Is that for here or to go? (It’s to go, just like I said when I ordered it and said at the end, that’s to go)

How may I direct your call? (I don’t know. I’m calling up to get some information and I have no idea to whom my call should be directed. I would prefer that they ask, “How may I help you?”)

Hello, welcome to McBurgerBox, would you like to try our new blah, blah, blah? I would prefer that they ask, “Welcome to McBurgerBox, when ever you’re ready, let me know what you’d like to order.” (They never give you enough time to even pull up to read the menu before they’re trying to suggest you order something else that you don’t even want.)

No problem, or the shorter version, No prob. (I should hope that it shan’t be a problem, dear sir.)

What ev (please stretch it out to its conclusion)

I iz and Ima on Facebook, instead of I am; and I’m going to.

But you eat fish right? After just having said that I am a vegetarian.

I don’t know. Said by any customer service representative. What I would prefer that they say is, “I’m not sure, let me go and find out for you.”

rojo's avatar

@Kardamom

It irritates when I go to the McBurgerBox and ask for “A small black coffee please” only to have them then ask “Do you want cream and sugar with that?”

Unfortunately it happens much more frequently than I care to think of.

Kardamom's avatar

@rojo Yes, that always happens too, it’s like they can’t fathom anyone not wanting those things, so they ask just to make sure.

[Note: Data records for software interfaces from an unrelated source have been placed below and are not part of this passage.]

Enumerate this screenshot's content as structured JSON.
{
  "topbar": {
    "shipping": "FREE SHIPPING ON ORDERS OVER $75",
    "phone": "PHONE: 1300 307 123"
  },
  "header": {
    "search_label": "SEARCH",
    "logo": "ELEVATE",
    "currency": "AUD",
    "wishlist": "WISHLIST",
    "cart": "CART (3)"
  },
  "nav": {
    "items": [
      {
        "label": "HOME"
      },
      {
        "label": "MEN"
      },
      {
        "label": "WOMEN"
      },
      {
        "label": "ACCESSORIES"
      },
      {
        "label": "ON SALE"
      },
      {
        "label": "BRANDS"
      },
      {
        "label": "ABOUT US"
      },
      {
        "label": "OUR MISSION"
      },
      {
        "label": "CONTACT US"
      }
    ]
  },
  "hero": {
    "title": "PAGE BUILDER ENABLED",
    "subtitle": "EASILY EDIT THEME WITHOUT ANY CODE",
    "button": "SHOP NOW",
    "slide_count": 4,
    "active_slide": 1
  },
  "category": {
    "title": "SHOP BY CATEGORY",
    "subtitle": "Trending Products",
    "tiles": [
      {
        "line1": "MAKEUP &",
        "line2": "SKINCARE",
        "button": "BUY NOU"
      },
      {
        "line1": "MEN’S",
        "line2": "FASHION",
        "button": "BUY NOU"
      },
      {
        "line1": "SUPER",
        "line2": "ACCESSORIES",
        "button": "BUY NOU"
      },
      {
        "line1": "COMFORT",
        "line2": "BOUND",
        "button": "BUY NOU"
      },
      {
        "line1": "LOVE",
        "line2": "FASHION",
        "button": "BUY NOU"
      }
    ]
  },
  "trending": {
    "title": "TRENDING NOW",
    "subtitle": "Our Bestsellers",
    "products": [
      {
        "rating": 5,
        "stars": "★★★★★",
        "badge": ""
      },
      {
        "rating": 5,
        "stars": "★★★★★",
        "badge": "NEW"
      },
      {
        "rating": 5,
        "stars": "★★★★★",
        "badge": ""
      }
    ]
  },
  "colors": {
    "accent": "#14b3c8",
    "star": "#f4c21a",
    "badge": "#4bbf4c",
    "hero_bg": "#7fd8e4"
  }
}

majorrich's avatar

+1 for Para Espanol marke cinco.

dxs's avatar

^^La Redundancia Departamento de la Redundancia

cazzie's avatar

I hate it when grown up people say, ‘Okie Dokie’ to other grown up people. I worked with a lady who was the bosses wife. She was on reception and it was a professional services office. Her husband was a chartered accountant and we also (ie. Me) wrote up family trusts for our clients and provided all sorts of other book keeping and accounting services and some marketing assistance. She was so unprofessional. She and her husband were always late and always showed up with wet hair and ate at her desk where clients came in. She took so many days off, and I had to cover the desk when she wasn’t there, leaving me behind with my own work. She always used to say, ‘Okie Dokie’ to clients and other people on the phone. Gah… drove me nuts. Her husband was a classic conspiracy theory nut and was positive the moon landing was a hoax. I had no idea they were such nut jobs. I never would have taken the job, but the rest of the group more than made up for it. They were awesome, and the office was two blocks back from the beach. ;) In it for the lifestyle, I was. All year round, you could take your lunch and sit on a table and watch the surfers…. with the words, ‘Okie Dokie’ ringing in your ears.

jca's avatar

Another one I just thought of is “butthurt.” Sounds so stupid.

Answer this question

Login

or

Join

to answer.
Your answer will be saved while you login or join.

Have a question? Ask Fluther!

What do you know more about?
or
Knowledge Networking @ Fluther